The National Institutes of Health revealed that iron deficiency anemia (IDA) is much more common in females than males, mostly due to subsequent menstrual blood loss.
Infants and young children are especially at risk of IDA, as they require a lot of iron to grow and develop. Without this supply, children are more prone to develop anemia, leaving a lasting negative impact on their lives.
Similar to athletes and vegetarians, pregnant women need to double their iron intake in order for their fetus to develop. In fact, about 42 percent of pregnant women end up with IDA which can, in some cases, result in premature births or low-birth-weight babies.
Although it seems athletes would be predisposed to anemia, that is not the case. The general population is just as much at risk; however, symptoms tend to show up sooner in athletes due to increased physical exertion and demand for iron to transport oxygen to the body.
According to Runners World, the only reason athletes seem to be more anemic is because a mild case of anemia would most likely be ignored in the general population, as the person would most likely show little to no symptoms; since non-athletes almost always keep demand for oxygen at a minimum, the effects are minimal.
Nonetheless, a few symptoms to watch out for are dizziness, fatigue, lightheadedness, discomfort, fast heart rate, or shortness of breath due to the lack of oxygen being delivered.
Usually, an iron or dietary supplement and vitamins can be used to specifically treat IDA. But, in some cases, even a blood transfusion is required, according to Mayo Clinic.
“Red meat, beans, cereals, and bars contain iron, but the plant-based sources require a vitamin C helper for absorption. Chocolate is also high in iron; some bars even have 80 percent [of the recommended daily allowance]. Other foods such as shellfish, like oysters and clams, are also high in iron,” Sterling said.
Aside from iron-rich foods, Hana Grobel, M.D., a physician at the Palo Alto Medical Foundation, recommends cutting back on dairy, as it decreases absorption of iron, whereas Vitamin C helps absorption.
However, it is important to note that change in diet alone will not influence one’s iron levels enough to make a difference, they must be paired with supplements as well.
Although anemia is treatable, it can eventually lead to infertility or deterioration of bone mass if not treated. Having too little oxygen in the body can also damage one’s organs, especially the heart because it must pump more blood to compensate for the lack of oxygen. In addition, one may develop restless leg syndrome, the strong urge to move the legs that can prevent people from sleeping soundly.
The symptoms of IDA make sense once diagnosed, but separate, they may seem like the after effects of sleep deprivation or even dehydration.
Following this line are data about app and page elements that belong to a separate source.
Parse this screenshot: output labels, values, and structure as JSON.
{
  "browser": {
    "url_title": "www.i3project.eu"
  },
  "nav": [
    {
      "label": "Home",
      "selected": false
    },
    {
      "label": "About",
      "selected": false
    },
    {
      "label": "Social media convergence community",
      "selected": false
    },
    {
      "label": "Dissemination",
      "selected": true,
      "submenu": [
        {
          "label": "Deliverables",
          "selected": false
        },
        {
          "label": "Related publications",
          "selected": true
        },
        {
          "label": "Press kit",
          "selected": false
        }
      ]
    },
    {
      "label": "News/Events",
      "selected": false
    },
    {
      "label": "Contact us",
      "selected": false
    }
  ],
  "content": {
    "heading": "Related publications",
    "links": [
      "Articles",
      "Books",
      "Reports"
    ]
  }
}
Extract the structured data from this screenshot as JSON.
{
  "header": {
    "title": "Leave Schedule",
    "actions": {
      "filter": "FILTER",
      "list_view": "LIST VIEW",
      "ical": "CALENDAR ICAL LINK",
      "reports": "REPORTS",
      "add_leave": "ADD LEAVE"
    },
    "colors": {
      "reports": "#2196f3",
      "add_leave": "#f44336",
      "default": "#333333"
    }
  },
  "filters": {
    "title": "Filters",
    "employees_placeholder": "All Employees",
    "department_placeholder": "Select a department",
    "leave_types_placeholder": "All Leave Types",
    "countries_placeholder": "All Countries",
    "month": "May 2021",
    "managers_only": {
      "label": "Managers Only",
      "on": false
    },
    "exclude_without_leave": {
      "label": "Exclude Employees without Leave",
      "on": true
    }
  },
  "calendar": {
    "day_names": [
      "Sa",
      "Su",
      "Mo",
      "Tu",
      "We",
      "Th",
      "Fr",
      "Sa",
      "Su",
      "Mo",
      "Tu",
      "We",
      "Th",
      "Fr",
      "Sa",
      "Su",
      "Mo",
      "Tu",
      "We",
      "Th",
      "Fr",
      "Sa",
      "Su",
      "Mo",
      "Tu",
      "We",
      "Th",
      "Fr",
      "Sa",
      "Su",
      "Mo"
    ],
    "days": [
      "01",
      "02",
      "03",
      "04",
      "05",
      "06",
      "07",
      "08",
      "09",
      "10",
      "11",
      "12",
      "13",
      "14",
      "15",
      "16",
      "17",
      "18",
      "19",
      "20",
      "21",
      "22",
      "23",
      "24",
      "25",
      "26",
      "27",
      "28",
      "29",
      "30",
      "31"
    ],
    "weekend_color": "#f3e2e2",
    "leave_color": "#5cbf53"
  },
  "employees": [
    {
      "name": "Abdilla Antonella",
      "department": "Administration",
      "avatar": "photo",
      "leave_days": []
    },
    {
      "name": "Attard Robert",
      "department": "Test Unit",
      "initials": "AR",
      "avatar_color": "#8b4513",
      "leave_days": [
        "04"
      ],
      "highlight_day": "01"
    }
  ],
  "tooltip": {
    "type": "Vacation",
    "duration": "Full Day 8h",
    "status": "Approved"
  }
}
This causes a lot of people to not think much of fatigue or shortness of breath.
The problem with this is that if the symptoms are disregarded, the anemia could develop and eventually lead to irregular heartbeats, heart failure, and, in some cases, death.
In Ayers’ case, iron supplements and diet specifications caused her levels to improve month after month. By the time track season came around, Ayers was prepared to give it another go, though she limited her races to one event per meet.
After track, Ayers felt she could run to her full potential again; however, she still must go to get blood tests regularly.
Leading her team to finals this year further solidified the fact that running was what Ayers was meant to do. She’ll always live with anemia, but she won’t let that stop her from doing what she loves or from pursuing her passion.